It’s working. But, according to Kentucky’s Supreme Court Chief Justice John Minton, who heads the state’s court system, some of the savings are coming on the backs of people who are working harder because of the reform and yet make so little they qualify for food stamps.
Minton told a General Assembly budget subcommittee Monday the reforms have increased the duties and responsibilities of employees in Drug Court and Pre-Trial Services. Yet, Minton said, Kentucky requires “pre-trial officers to have four-year college degrees while offering them an entry-level salary of only $24,500.”
It’s worse for deputy circuit clerks, said Metcalfe County Circuit Clerk Tommy Garrett. They start at $18,000 and can earn increases to $21,000.
It is bad enough that Minton formed a Compensation Commission in 2010 which has recommended a “plan that raises entry-level salaries to bring everyone in the court system above the minimum federal poverty guidelines.”
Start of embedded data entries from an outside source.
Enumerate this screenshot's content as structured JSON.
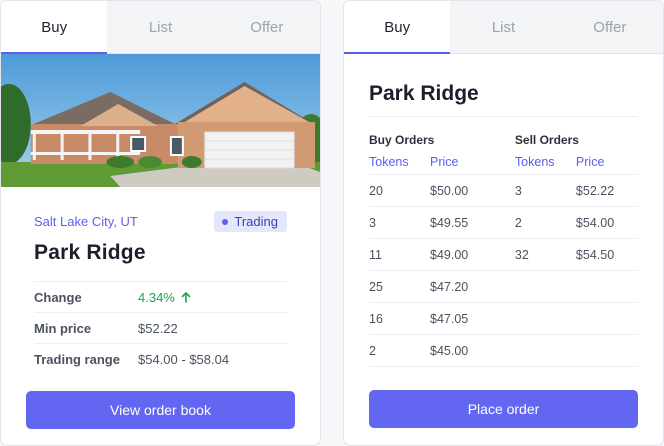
{
  "left_card": {
    "tabs": [
      {
        "label": "Buy",
        "active": true
      },
      {
        "label": "List",
        "active": false
      },
      {
        "label": "Offer",
        "active": false
      }
    ],
    "location": "Salt Lake City, UT",
    "status_badge": "Trading",
    "title": "Park Ridge",
    "details": [
      {
        "key": "Change",
        "value": "4.34%",
        "trend": "up"
      },
      {
        "key": "Min price",
        "value": "$52.22"
      },
      {
        "key": "Trading range",
        "value": "$54.00 - $58.04"
      }
    ],
    "button_label": "View order book"
  },
  "right_card": {
    "tabs": [
      {
        "label": "Buy",
        "active": true
      },
      {
        "label": "List",
        "active": false
      },
      {
        "label": "Offer",
        "active": false
      }
    ],
    "title": "Park Ridge",
    "buy_orders": {
      "heading": "Buy Orders",
      "columns": [
        "Tokens",
        "Price"
      ],
      "rows": [
        [
          "20",
          "$50.00"
        ],
        [
          "3",
          "$49.55"
        ],
        [
          "11",
          "$49.00"
        ],
        [
          "25",
          "$47.20"
        ],
        [
          "16",
          "$47.05"
        ],
        [
          "2",
          "$45.00"
        ]
      ]
    },
    "sell_orders": {
      "heading": "Sell Orders",
      "columns": [
        "Tokens",
        "Price"
      ],
      "rows": [
        [
          "3",
          "$52.22"
        ],
        [
          "2",
          "$54.00"
        ],
        [
          "32",
          "$54.50"
        ]
      ]
    },
    "button_label": "Place order"
  },
  "colors": {
    "accent": "#6366f1",
    "positive": "#1ea34f",
    "badge_bg": "#e4e6fb"
  }
}
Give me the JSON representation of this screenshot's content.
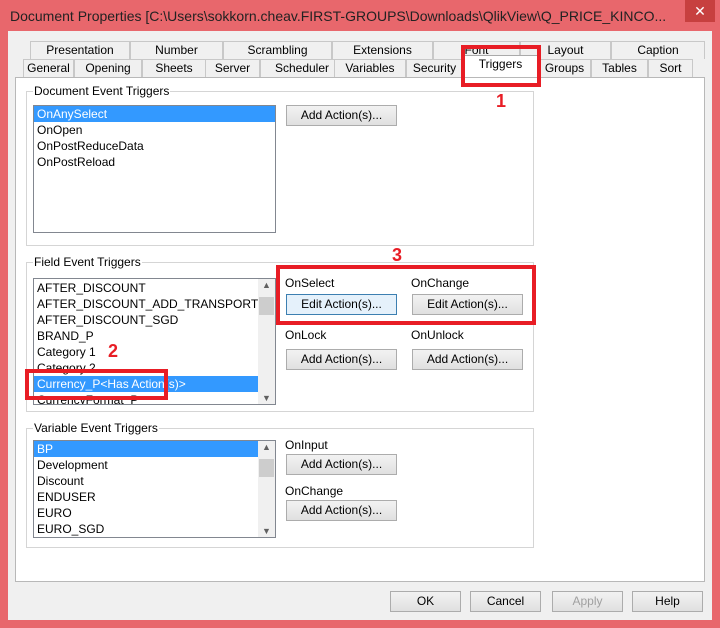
{
  "window": {
    "title": "Document Properties [C:\\Users\\sokkorn.cheav.FIRST-GROUPS\\Downloads\\QlikView\\Q_PRICE_KINCO...",
    "close": "✕"
  },
  "tabs_row1": [
    "Presentation",
    "Number",
    "Scrambling",
    "Extensions",
    "Font",
    "Layout",
    "Caption"
  ],
  "tabs_row2": [
    "General",
    "Opening",
    "Sheets",
    "Server",
    "Scheduler",
    "Variables",
    "Security",
    "Triggers",
    "Groups",
    "Tables",
    "Sort"
  ],
  "document_triggers": {
    "title": "Document Event Triggers",
    "items": [
      "OnAnySelect",
      "OnOpen",
      "OnPostReduceData",
      "OnPostReload"
    ],
    "button": "Add Action(s)..."
  },
  "field_triggers": {
    "title": "Field Event Triggers",
    "items": [
      "AFTER_DISCOUNT",
      "AFTER_DISCOUNT_ADD_TRANSPORT",
      "AFTER_DISCOUNT_SGD",
      "BRAND_P",
      "Category 1",
      "Category 2",
      "Currency_P<Has Action(s)>",
      "CurrencyFormat_P"
    ],
    "on_select": "OnSelect",
    "on_change": "OnChange",
    "on_lock": "OnLock",
    "on_unlock": "OnUnlock",
    "edit": "Edit Action(s)...",
    "add": "Add Action(s)..."
  },
  "variable_triggers": {
    "title": "Variable Event Triggers",
    "items": [
      "BP",
      "Development",
      "Discount",
      "ENDUSER",
      "EURO",
      "EURO_SGD"
    ],
    "on_input": "OnInput",
    "on_change": "OnChange",
    "add": "Add Action(s)..."
  },
  "footer": {
    "ok": "OK",
    "cancel": "Cancel",
    "apply": "Apply",
    "help": "Help"
  },
  "annotations": [
    "1",
    "2",
    "3"
  ]
}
Some lawmakers on the Budget Subcommittee on Justice and Judiciary seemed surprised. But, according to Minton, the Kentucky court system has 811 non-elected paid employees who are below the federal poverty level.
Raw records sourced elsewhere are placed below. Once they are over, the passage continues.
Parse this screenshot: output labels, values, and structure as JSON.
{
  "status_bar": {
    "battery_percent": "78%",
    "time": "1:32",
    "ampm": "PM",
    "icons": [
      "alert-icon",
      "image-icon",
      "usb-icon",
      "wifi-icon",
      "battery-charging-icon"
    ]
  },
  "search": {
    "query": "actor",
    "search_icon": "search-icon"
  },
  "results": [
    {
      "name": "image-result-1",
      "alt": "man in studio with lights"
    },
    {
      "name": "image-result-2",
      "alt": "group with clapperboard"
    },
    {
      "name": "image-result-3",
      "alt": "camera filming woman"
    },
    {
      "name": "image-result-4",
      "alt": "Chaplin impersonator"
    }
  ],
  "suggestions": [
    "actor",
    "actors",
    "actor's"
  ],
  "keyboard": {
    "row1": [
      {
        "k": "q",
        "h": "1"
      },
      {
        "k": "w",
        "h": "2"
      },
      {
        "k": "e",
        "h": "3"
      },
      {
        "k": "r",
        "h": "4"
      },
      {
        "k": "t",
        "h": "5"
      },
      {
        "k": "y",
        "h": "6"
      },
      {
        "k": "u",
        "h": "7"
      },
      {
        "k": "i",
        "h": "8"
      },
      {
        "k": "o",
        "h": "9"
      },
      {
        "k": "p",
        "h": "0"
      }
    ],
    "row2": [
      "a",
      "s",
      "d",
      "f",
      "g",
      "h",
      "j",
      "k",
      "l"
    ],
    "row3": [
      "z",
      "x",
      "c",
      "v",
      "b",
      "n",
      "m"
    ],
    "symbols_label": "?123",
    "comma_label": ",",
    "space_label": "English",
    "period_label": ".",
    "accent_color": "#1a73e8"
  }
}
The chief justice told of a deputy clerk in Wolfe County who nets barely $300 per week in take-home pay and another in Bath County who qualifies for Medicaid and free lunch for her children.
A Drug Court recovery coordinator in Fayette County, Minton said, told Minton she is losing her passion for her job because of constant financial anxiety. She works a second job but still qualifies for food stamps.
“That is why fixing the Judicial Branch’s broken salary scale is my top legislative priority this session,” Minton told the subcommittee. “In fact, we have no other priority.”
Minton said he understands the tight budget and a long line of requests facing lawmakers, and he said any additional funding would go first to those entry-level salaries and would do so exclusively until those salaries were at least above the federal poverty level.
The Administrative Office of the Courts estimates that would require an additional $3.75 million from the legislature.
Sen. Sara Beth Gregory, R-Monticello, an attorney, thanked Minton for the examples of the hardships facing deputy clerks and others in the court system, saying she routinely sees the contributions of the deputy clerks and knows how little they are paid.
Minton wasn’t the only one asking the subcommittee for more money: Justice and Public Safety Secretary J. Michael Brown told the lawmakers he needs more money to hire Kentucky State Police troopers and prison guards as well as space for a medical examiner.
Department of Corrections Commissioner LaDonna Thompson said the Kentucky State Penitentiary at Eddyville, the state’s maximum security facility, is typically 50 corrections officers short because of low pay.
Ed Monahan, the state’s Chief Public Advocate, said his public defenders are being appointed to more and more cases by judges even though its revenues have decreased and the number of felony cases has actually declined over the past seven years.
Monahan said his attorneys have handled an additional 15,095 cases since 2009 but the portion of his budget which comes from fees — court costs, DUI fees and partial payment by clients — has decreased from $4.6 million in 2005 to $3.4 million in 2013.
The group of independent economists who predict state revenues for the legislature is looking at a relatively modest increase of $259 million dollars in the first year of the next budget and about $533 million over the next biennium in the state General Fund. Those are preliminary figures and won’t be finalized until December.
The General Fund budget has been cut $1.6 billion over the past seven years and public schools, higher education, the teacher retirement system and state agencies, some of which have seen their budgets cut by 30 percent, are all lining up to ask for more funding from the state.